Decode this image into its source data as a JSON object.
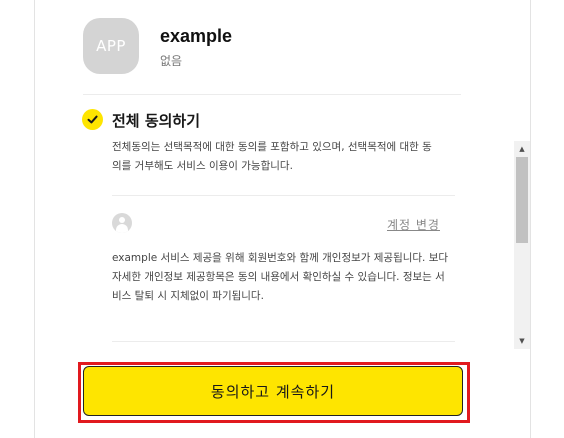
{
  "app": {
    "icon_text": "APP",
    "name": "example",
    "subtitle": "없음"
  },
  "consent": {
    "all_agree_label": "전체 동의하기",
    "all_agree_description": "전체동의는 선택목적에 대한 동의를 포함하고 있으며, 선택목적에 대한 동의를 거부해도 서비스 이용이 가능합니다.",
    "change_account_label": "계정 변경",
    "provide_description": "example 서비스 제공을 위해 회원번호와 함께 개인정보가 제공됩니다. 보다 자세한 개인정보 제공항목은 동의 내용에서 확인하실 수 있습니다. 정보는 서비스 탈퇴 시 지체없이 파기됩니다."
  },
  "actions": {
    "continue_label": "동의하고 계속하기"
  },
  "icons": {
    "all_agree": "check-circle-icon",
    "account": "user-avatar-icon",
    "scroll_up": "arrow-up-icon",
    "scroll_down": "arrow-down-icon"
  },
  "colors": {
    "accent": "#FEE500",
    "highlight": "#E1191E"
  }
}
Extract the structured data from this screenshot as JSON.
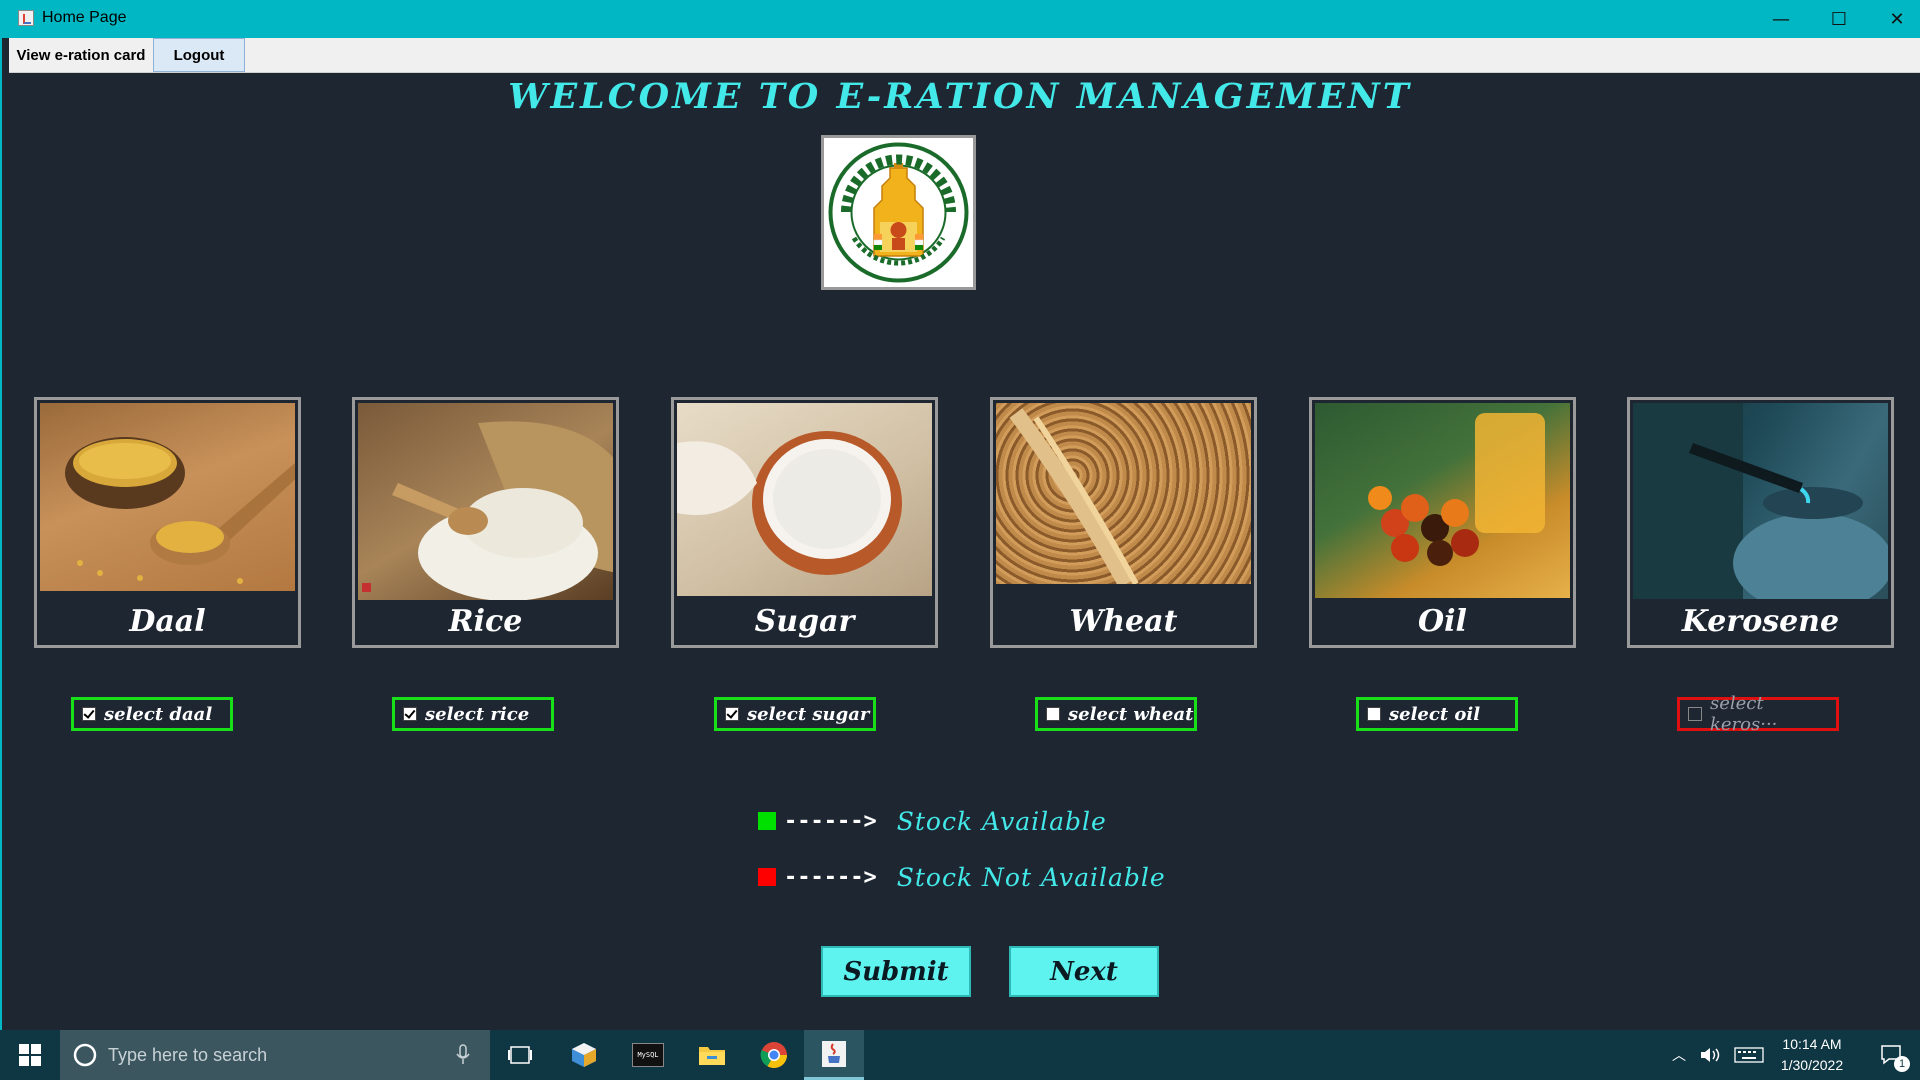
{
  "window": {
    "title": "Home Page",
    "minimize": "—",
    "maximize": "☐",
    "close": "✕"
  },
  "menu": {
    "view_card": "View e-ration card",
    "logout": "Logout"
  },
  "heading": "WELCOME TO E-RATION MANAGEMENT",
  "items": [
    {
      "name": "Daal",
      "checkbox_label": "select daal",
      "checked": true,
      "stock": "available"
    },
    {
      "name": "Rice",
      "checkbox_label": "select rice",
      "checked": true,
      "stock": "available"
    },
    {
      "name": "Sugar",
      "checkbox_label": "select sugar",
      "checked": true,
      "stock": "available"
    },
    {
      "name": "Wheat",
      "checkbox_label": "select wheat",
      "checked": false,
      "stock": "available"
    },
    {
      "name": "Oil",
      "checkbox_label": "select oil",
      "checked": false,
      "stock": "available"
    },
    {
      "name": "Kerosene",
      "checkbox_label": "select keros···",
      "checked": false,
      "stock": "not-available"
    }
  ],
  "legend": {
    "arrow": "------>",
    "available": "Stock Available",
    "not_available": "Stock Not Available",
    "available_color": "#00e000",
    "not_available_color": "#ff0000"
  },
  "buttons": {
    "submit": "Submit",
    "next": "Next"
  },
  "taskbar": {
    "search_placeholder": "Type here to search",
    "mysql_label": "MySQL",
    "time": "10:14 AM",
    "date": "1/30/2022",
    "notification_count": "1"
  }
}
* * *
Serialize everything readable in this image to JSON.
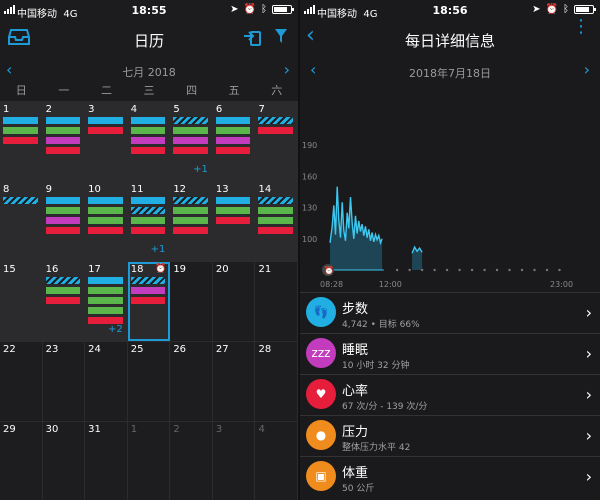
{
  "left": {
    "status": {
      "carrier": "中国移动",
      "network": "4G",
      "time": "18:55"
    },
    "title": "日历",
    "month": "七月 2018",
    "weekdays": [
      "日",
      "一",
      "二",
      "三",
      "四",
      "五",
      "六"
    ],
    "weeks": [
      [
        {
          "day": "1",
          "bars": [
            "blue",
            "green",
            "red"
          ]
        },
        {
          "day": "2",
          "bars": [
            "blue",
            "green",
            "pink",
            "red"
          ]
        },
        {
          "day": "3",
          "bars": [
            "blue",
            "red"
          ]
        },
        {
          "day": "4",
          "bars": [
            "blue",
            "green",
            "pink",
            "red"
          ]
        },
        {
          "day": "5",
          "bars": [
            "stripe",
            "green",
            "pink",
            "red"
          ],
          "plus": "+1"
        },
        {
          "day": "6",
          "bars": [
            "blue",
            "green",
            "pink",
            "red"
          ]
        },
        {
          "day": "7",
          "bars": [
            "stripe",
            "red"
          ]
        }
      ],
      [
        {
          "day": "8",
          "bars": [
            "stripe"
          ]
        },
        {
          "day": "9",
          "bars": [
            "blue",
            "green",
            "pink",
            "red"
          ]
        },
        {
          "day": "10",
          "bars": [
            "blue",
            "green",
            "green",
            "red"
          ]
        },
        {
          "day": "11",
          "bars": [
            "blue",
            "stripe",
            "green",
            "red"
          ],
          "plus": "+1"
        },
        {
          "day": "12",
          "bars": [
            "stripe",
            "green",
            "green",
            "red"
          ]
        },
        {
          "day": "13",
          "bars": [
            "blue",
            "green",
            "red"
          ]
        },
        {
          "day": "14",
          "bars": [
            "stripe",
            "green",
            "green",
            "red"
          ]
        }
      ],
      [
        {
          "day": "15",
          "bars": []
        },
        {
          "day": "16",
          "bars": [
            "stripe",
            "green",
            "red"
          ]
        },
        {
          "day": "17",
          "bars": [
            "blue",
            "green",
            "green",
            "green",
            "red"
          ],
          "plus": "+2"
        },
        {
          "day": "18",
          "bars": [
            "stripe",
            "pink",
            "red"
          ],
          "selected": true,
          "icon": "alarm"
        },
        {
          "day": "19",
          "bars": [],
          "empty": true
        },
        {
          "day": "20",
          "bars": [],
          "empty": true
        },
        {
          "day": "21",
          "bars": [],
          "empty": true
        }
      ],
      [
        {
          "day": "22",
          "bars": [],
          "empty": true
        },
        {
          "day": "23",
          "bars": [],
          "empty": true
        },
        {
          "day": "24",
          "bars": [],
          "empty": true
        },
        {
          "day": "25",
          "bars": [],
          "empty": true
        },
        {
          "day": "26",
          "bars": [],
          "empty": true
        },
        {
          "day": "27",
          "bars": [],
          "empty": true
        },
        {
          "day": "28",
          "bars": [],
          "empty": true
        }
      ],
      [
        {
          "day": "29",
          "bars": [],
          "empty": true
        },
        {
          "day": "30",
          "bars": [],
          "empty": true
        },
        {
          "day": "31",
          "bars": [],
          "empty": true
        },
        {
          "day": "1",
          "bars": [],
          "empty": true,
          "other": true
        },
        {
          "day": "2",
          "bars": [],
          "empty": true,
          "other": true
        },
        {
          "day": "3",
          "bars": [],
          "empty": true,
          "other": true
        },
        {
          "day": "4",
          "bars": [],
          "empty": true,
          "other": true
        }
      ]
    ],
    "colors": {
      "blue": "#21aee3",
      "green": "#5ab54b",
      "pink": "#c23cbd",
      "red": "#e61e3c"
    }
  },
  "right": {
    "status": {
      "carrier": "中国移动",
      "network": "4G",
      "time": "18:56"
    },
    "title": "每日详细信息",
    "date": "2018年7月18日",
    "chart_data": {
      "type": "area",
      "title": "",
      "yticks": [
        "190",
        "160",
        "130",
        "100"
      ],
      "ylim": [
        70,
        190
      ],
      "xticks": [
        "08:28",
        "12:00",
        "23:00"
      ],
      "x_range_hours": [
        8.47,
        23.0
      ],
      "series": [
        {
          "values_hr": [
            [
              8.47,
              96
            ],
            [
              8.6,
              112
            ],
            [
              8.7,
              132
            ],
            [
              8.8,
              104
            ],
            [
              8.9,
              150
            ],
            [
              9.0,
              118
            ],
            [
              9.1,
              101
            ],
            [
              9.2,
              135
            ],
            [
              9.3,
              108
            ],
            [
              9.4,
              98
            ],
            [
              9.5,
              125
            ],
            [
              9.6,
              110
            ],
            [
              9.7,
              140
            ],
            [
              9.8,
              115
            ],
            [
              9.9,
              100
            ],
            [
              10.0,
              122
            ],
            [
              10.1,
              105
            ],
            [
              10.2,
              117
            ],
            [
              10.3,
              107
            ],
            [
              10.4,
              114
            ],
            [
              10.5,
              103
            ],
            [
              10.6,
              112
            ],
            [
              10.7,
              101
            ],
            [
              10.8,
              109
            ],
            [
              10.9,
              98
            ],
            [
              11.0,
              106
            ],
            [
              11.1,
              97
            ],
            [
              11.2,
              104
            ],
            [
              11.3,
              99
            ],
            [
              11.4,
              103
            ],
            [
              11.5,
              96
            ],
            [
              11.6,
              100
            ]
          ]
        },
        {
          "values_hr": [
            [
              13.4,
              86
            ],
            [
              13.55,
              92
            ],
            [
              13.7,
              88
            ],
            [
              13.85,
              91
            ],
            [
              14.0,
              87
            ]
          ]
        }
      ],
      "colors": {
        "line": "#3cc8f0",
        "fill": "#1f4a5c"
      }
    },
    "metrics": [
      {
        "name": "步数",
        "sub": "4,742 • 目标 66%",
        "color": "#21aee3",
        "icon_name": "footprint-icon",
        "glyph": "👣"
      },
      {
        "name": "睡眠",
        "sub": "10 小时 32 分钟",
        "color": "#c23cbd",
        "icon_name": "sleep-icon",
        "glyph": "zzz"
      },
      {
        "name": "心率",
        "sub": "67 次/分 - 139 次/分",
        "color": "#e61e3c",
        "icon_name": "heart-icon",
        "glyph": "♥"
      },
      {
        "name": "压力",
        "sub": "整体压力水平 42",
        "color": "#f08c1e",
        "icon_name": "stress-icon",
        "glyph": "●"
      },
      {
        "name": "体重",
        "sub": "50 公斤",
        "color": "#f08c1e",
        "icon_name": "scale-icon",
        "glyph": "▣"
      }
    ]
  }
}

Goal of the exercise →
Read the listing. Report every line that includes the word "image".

Task output →
Decode this image into its source data as a JSON object.
Serialize everything readable in this image to JSON.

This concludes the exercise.